        • Ovary inferior (below the attachment of other flower parts)
        • Composite head is usually held in a whorl of bracts (modified leaves), called an involucre
          • Individual bract is called a phyllary
        • Individual flowers lack stems; instead they are attached to a platform called a receptacle
      • Fruit is an achene (a single-seeded, dry fruit that does not split open), often with pappus attached to aid dispersal
      Radiate Head (L), Ligulate Head (M), Discoid Head (R) © JMason

      Notes

        • Approximately 23,000 species worldwide, in many habitats
          • Largest family of vascular plants in California (Jepson eFlora) and of eudicots globally
          • Found everywhere except Antarctica and the extreme Arctic
        • Great variety of horticultural, economic, and medicinal uses
        • Scientific name from the included genus Aster, from the Greek for “star”
          • An early name for this family was Compositae because what appears to be an individual flower is actually a composite of flowers, as in a bouquet
          • Other common names are the Daisy or Composite family
        • Due to its size, the Sunflower family is traditionally broken into a number of subgroups, including tribes; here are some tribes and representative plants
          • Mayweed Tribe (Anthemideae) – yarrow (Achillea millefolium), sagebrush (Artemisia species), pineapple weed (Chamomilla sauveolens)
          • Aster Tribe (Astereae) – asters (Aster species), gumplants (Grindelia species), coyote brush (Baccharis pilularis)
          • Chicory Tribe (Cichorieae) – California dandelion (Agoseris grandiflora), hawkweeds (Hieracium species), silver puffs (Uropappus lindleyi)
          • Thistle Tribe (Cynareae) – star-thistles (Centaurea species), Italian thistle (Carduus pycnocephalus)
          • Sunflower Tribe (Heliantheae) – mule ears (Wyethia species), tarweeds (Madia species), goldfields (Lasthenia species)
          • Everlasting Tribe (Inuleae) – cudweed (Pseudognaphalium californicum), stinkwort (Dittrichia graveolens)
        • Represented by 91 species at Edgewood

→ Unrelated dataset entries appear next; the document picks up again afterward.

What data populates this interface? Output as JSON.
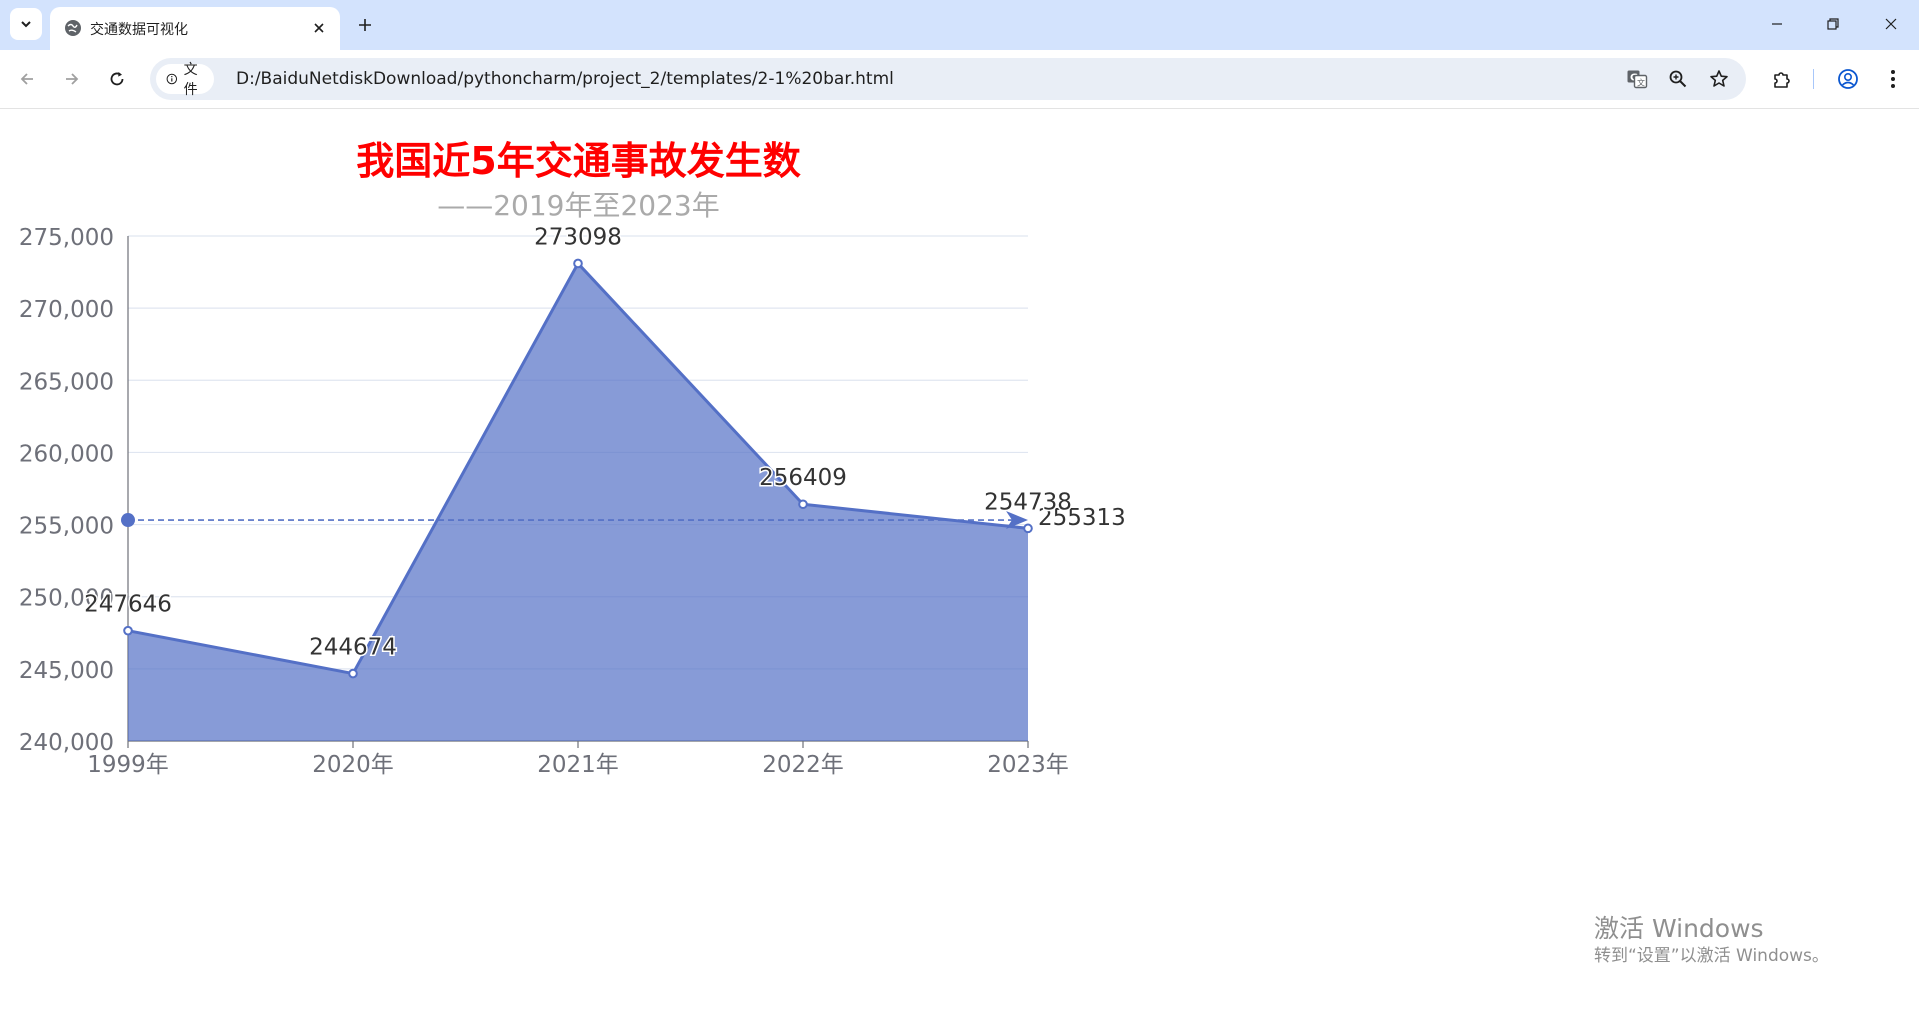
{
  "browser": {
    "tab": {
      "title": "交通数据可视化"
    },
    "address": {
      "site_label": "文件",
      "url": "D:/BaiduNetdiskDownload/pythoncharm/project_2/templates/2-1%20bar.html"
    },
    "icons": {
      "tab_search": "chevron-down-icon",
      "favicon": "globe-icon",
      "close": "close-icon",
      "new_tab": "plus-icon",
      "back": "arrow-left-icon",
      "forward": "arrow-right-icon",
      "reload": "reload-icon",
      "info": "info-icon",
      "translate": "translate-icon",
      "zoom": "zoom-icon",
      "bookmark": "star-icon",
      "extensions": "puzzle-icon",
      "profile": "profile-icon",
      "menu": "kebab-menu-icon"
    }
  },
  "chart_data": {
    "type": "area",
    "title": "我国近5年交通事故发生数",
    "subtitle": "——2019年至2023年",
    "categories": [
      "1999年",
      "2020年",
      "2021年",
      "2022年",
      "2023年"
    ],
    "series": [
      {
        "values": [
          247646,
          244674,
          273098,
          256409,
          254738
        ],
        "color": "#5470c6",
        "fill_color": "#5470c6",
        "markline": {
          "type": "average",
          "value": 255313
        }
      }
    ],
    "xlabel": "",
    "ylabel": "",
    "ylim": [
      240000,
      275000
    ],
    "yticks": [
      "240,000",
      "245,000",
      "250,000",
      "255,000",
      "260,000",
      "265,000",
      "270,000",
      "275,000"
    ],
    "grid": true,
    "colors": {
      "title": "#ff0000",
      "subtitle": "#aaaaaa",
      "axis_text": "#6e7079",
      "grid": "#e0e6f1"
    }
  },
  "watermark": {
    "line1": "激活 Windows",
    "line2": "转到“设置”以激活 Windows。"
  }
}
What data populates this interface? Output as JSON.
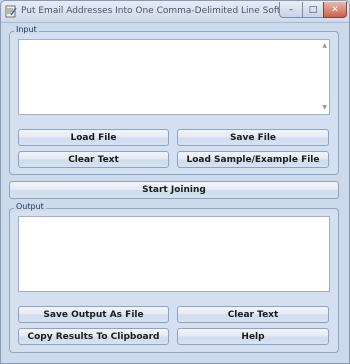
{
  "window": {
    "title": "Put Email Addresses Into One Comma-Delimited Line Software",
    "minimize_glyph": "–",
    "maximize_glyph": "□",
    "close_glyph": "✕"
  },
  "input_group": {
    "label": "Input",
    "text": "",
    "buttons": {
      "load_file": "Load File",
      "save_file": "Save File",
      "clear_text": "Clear Text",
      "load_sample": "Load Sample/Example File"
    }
  },
  "start_button": "Start Joining",
  "output_group": {
    "label": "Output",
    "text": "",
    "buttons": {
      "save_output": "Save Output As File",
      "clear_text": "Clear Text",
      "copy_results": "Copy Results To Clipboard",
      "help": "Help"
    }
  },
  "scroll": {
    "up": "▲",
    "down": "▼"
  },
  "icons": {
    "app": "app-icon",
    "minimize": "minimize-icon",
    "maximize": "maximize-icon",
    "close": "close-icon"
  },
  "colors": {
    "window_bg": "#ccdaec",
    "close_button": "#c9634b"
  }
}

        See General References

        Specific References

          An Intriguing Way of Presenting One’s Pollen. 2019, Sep. 22. In Defense of Plants.

            Mason, J. 2004. [Sunflower family flower-head illustrations, adapted]. In T. Corelli, Flowering Plants of Edgewood Natural Preserve, 2nd. ed. Monocot Press, Half Moon Bay, California. (c) CC BY NC 3.0.

            Browse Some Edgewood Plants in this Family